EXERCISE DIRECTIONS:
Hand back all records exactly, pictures omitted.

------------

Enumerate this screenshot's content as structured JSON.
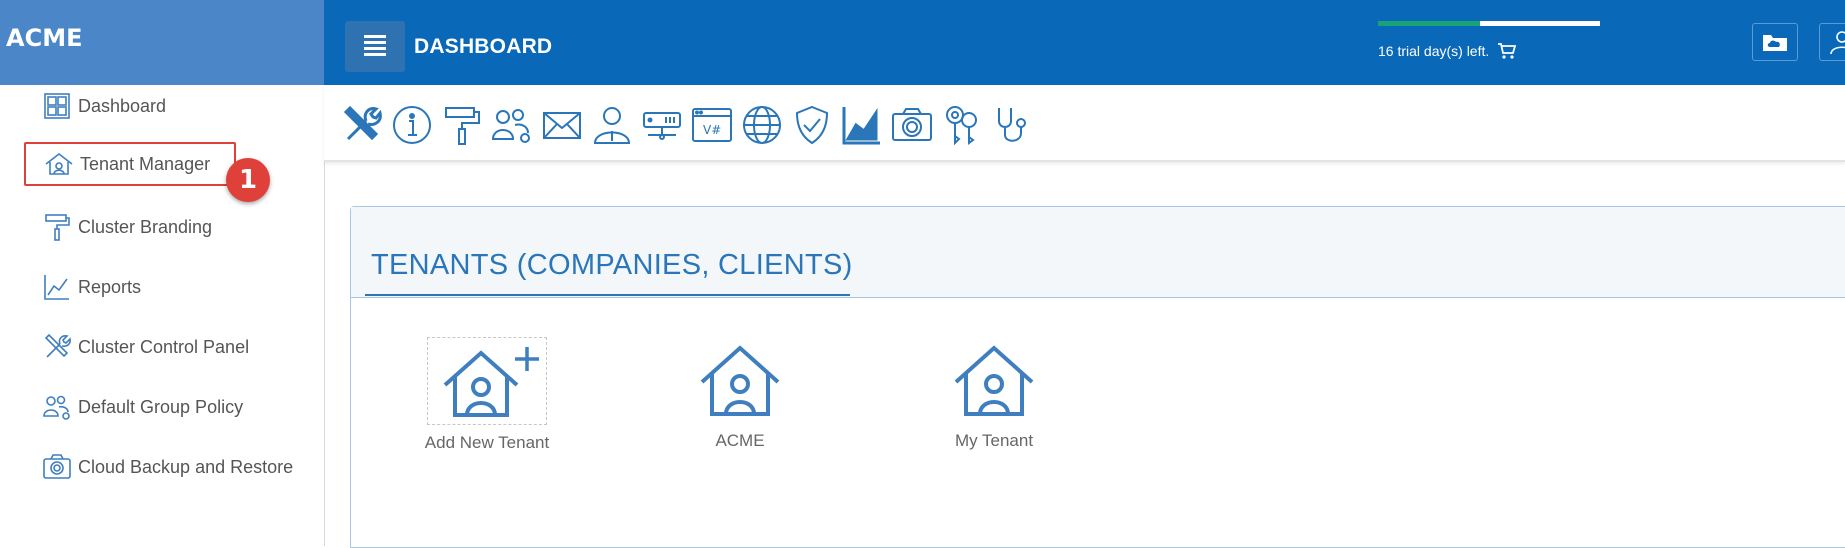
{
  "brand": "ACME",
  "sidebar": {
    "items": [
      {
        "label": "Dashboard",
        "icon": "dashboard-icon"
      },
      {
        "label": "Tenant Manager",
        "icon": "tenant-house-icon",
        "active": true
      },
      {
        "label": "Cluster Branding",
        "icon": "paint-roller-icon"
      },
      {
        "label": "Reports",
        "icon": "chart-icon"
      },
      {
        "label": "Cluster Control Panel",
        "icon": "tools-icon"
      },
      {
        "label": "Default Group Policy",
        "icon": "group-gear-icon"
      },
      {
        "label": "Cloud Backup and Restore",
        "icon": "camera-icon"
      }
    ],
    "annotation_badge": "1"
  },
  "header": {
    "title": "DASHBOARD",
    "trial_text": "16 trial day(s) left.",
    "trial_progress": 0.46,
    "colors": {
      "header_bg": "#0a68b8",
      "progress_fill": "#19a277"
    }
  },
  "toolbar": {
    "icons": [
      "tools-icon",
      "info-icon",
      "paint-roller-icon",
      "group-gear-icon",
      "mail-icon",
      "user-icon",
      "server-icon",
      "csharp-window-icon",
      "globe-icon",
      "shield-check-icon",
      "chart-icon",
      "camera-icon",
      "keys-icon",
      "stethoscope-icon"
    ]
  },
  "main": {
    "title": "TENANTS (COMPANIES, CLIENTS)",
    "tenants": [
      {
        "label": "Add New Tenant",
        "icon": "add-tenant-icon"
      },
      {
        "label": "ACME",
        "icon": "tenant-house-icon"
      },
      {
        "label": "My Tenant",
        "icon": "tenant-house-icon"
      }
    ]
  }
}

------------

REPLY:
Enumerate this screenshot's content as structured JSON.
{
  "brand": "ACME",
  "sidebar": {
    "items": [
      {
        "label": "Dashboard",
        "icon": "dashboard-icon"
      },
      {
        "label": "Tenant Manager",
        "icon": "tenant-house-icon",
        "active": true
      },
      {
        "label": "Cluster Branding",
        "icon": "paint-roller-icon"
      },
      {
        "label": "Reports",
        "icon": "chart-icon"
      },
      {
        "label": "Cluster Control Panel",
        "icon": "tools-icon"
      },
      {
        "label": "Default Group Policy",
        "icon": "group-gear-icon"
      },
      {
        "label": "Cloud Backup and Restore",
        "icon": "camera-icon"
      }
    ],
    "annotation_badge": "1"
  },
  "header": {
    "title": "DASHBOARD",
    "trial_text": "16 trial day(s) left.",
    "trial_progress": 0.46,
    "colors": {
      "header_bg": "#0a68b8",
      "progress_fill": "#19a277"
    }
  },
  "toolbar": {
    "icons": [
      "tools-icon",
      "info-icon",
      "paint-roller-icon",
      "group-gear-icon",
      "mail-icon",
      "user-icon",
      "server-icon",
      "csharp-window-icon",
      "globe-icon",
      "shield-check-icon",
      "chart-icon",
      "camera-icon",
      "keys-icon",
      "stethoscope-icon"
    ]
  },
  "main": {
    "title": "TENANTS (COMPANIES, CLIENTS)",
    "tenants": [
      {
        "label": "Add New Tenant",
        "icon": "add-tenant-icon"
      },
      {
        "label": "ACME",
        "icon": "tenant-house-icon"
      },
      {
        "label": "My Tenant",
        "icon": "tenant-house-icon"
      }
    ]
  }
}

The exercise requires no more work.